In November 2013, on the 50th anniversary of his death, a memorial was unveiled to CS Lewis at Poets’ Corner in Westminster Abbey, honouring his work as a novelist, poet, academic and Christian apologist. Last week saw the launch of a book celebrating the event, and assessing Lewis’s lasting influence in literature, theology and philosophy.
In the book, CS Lewis at Poets’ Corner, Rowan Williams and Alister McGrath assess Lewis’s legacy in theology, Malcolm Guite addresses his integration of reason and imagination, William Lane Craig takes a philosophical perspective, while Lewis’s successor as Professor of Medieval and Renaissance English, Helen Cooper, considers him as a critic.

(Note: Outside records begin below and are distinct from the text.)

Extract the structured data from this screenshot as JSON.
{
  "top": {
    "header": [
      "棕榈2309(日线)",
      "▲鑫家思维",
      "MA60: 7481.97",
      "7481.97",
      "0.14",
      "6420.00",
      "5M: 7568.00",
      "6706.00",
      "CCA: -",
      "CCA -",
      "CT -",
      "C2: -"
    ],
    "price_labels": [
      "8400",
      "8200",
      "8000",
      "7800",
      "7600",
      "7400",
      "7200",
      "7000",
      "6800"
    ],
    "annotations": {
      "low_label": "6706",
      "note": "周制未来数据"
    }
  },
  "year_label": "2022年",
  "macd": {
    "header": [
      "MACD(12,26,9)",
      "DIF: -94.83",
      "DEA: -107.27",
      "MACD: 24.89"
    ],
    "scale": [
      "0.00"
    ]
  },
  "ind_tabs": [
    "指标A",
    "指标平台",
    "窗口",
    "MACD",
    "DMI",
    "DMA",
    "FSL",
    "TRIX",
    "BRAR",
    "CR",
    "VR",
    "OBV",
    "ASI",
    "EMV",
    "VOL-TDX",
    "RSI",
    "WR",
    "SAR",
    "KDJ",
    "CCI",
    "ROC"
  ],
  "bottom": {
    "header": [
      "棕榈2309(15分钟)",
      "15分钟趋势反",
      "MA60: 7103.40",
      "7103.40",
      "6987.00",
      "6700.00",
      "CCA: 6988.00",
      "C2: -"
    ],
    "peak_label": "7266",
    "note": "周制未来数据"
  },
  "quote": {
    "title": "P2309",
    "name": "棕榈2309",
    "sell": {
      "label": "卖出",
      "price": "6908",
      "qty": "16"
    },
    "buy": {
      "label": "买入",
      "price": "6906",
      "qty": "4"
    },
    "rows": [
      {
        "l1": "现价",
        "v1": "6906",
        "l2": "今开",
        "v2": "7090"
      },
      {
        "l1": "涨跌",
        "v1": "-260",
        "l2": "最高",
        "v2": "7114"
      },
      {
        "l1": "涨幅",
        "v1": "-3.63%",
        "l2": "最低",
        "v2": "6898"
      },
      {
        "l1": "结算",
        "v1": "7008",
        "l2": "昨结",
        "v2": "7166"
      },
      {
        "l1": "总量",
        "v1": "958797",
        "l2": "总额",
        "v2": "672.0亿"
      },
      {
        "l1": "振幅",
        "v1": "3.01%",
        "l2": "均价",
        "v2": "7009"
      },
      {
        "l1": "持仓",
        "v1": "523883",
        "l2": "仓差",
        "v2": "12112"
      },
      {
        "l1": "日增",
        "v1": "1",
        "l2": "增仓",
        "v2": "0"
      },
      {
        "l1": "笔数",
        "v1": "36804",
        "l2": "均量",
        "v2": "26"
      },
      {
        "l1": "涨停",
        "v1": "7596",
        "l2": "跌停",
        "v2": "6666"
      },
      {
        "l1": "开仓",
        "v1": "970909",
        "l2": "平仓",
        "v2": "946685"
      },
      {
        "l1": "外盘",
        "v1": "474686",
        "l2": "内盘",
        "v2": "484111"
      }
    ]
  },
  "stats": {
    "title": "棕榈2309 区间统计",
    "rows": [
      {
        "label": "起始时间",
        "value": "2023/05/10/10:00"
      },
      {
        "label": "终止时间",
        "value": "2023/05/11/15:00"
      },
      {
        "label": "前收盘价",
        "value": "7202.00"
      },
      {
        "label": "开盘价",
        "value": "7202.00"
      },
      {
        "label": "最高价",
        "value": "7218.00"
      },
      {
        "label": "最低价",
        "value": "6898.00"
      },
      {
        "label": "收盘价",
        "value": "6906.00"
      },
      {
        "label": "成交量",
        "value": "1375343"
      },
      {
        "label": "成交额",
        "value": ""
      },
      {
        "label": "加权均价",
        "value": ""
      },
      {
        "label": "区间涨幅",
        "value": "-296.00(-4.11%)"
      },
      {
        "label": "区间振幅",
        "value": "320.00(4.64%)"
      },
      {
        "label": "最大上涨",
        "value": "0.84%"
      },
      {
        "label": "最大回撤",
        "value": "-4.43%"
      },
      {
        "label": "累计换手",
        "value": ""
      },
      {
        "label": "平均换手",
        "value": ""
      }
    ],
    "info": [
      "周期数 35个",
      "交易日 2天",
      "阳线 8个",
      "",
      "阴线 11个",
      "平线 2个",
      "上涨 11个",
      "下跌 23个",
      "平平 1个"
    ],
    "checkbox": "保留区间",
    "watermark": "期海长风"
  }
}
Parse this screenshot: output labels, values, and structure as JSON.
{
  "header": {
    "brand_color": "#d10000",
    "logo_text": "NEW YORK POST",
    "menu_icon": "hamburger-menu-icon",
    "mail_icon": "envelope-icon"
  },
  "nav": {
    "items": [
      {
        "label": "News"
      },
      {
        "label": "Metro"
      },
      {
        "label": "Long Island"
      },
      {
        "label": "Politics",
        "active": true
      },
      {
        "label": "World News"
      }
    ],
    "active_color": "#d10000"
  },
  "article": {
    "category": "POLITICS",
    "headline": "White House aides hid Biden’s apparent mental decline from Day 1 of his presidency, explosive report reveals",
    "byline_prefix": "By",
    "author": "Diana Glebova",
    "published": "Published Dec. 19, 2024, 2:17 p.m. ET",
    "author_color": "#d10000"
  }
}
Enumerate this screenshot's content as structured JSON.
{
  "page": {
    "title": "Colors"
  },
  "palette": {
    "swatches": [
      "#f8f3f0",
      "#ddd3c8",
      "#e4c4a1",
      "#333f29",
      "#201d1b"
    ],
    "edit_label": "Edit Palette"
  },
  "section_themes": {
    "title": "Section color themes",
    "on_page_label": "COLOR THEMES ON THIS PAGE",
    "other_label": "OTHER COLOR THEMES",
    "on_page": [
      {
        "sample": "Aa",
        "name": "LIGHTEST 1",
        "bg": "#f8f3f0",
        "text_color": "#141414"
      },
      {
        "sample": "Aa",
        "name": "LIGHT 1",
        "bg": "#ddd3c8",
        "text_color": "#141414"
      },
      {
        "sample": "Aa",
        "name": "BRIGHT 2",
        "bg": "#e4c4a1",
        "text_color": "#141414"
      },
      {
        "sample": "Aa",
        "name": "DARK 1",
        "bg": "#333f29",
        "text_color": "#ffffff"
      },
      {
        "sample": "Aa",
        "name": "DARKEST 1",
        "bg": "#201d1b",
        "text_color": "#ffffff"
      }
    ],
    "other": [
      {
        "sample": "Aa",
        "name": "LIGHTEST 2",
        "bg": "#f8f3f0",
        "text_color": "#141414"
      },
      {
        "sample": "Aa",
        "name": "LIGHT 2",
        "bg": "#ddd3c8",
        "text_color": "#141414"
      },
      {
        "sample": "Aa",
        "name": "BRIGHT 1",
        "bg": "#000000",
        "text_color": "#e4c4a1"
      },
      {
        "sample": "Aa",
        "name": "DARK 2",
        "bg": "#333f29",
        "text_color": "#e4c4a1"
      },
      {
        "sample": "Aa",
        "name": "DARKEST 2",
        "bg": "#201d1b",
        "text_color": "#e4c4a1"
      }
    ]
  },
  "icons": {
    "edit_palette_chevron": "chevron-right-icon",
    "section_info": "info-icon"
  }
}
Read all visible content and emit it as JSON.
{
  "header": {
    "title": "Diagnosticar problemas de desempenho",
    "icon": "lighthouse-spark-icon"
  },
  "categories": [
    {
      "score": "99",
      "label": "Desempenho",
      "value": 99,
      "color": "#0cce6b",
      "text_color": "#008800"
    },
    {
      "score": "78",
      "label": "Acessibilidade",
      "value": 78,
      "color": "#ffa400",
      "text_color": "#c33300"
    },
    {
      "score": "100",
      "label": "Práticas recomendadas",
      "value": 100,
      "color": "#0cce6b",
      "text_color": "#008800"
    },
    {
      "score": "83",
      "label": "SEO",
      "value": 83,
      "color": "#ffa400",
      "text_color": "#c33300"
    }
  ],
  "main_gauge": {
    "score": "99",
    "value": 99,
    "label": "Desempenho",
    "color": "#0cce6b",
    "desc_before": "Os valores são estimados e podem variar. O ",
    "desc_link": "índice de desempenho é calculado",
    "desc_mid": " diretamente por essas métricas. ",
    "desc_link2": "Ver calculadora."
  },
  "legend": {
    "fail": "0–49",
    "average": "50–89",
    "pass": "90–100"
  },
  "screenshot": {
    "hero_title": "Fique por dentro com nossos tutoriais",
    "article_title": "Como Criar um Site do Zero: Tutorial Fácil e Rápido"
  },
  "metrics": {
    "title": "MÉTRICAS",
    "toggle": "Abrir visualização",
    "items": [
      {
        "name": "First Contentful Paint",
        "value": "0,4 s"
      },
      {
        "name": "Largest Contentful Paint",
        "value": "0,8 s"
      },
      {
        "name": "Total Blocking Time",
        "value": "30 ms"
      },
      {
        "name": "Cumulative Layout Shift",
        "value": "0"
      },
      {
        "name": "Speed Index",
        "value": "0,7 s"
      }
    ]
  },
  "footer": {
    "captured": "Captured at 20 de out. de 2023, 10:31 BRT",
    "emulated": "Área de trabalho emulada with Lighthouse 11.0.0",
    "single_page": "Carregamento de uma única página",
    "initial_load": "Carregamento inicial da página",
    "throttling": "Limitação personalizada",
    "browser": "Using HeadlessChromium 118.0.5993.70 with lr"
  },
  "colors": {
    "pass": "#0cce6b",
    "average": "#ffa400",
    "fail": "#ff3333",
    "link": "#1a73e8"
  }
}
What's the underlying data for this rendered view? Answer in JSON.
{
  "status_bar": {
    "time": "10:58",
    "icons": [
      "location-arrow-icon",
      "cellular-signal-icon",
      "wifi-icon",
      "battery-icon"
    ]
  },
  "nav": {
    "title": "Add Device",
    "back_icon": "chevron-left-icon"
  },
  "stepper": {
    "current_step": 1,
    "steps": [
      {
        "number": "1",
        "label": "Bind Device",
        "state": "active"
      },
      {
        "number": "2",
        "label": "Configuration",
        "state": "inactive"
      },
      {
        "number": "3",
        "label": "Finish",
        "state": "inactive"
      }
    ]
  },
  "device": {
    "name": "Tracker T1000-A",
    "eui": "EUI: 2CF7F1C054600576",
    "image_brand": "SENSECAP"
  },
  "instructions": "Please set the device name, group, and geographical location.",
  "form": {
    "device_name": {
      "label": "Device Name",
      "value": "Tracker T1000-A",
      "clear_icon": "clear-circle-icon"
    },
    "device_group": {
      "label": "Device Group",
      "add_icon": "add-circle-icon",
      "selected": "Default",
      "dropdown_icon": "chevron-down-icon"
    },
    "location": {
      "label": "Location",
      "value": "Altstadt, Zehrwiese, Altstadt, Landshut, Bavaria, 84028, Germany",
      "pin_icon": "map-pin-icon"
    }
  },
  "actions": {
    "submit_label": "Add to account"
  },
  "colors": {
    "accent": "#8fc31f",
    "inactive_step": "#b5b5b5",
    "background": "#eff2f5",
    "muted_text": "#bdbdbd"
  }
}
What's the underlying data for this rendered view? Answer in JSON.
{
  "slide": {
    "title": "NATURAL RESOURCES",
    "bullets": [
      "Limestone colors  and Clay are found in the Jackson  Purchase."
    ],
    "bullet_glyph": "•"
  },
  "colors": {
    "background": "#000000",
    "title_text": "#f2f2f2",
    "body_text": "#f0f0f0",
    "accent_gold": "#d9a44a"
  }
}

Christian philosopher and apologist Peter S Williams, one of the book’s editors, says: ‘Lewis still makes an impact 53 years after his death because he had a mind schooled in philosophy and literature, history and myth. He took a long journey from atheism to Christianity in his early adulthood, and that made him able to empathise with non-believers, and write books which still make sense to them.’
The collection of pieces in the book also includes more personal and creative responses: Walter Hooper, Lewis biographer, recalls their first meeting; there are poems, essays, a panel discussion, and even a report by the famous Mystery Worshipper from the Ship of Fools website, along with a moving reflection by royal wedding composer Paul Mealor about how he set one of Lewis’s poems to music.
Sample chapter: Download a free chapter from the book.
Video: View sessions from the CS Lewis Symposium, which was held in Westminster in November 2013, with Alister McGrath and Malcolm Guite.
Photo: Reasonable Faith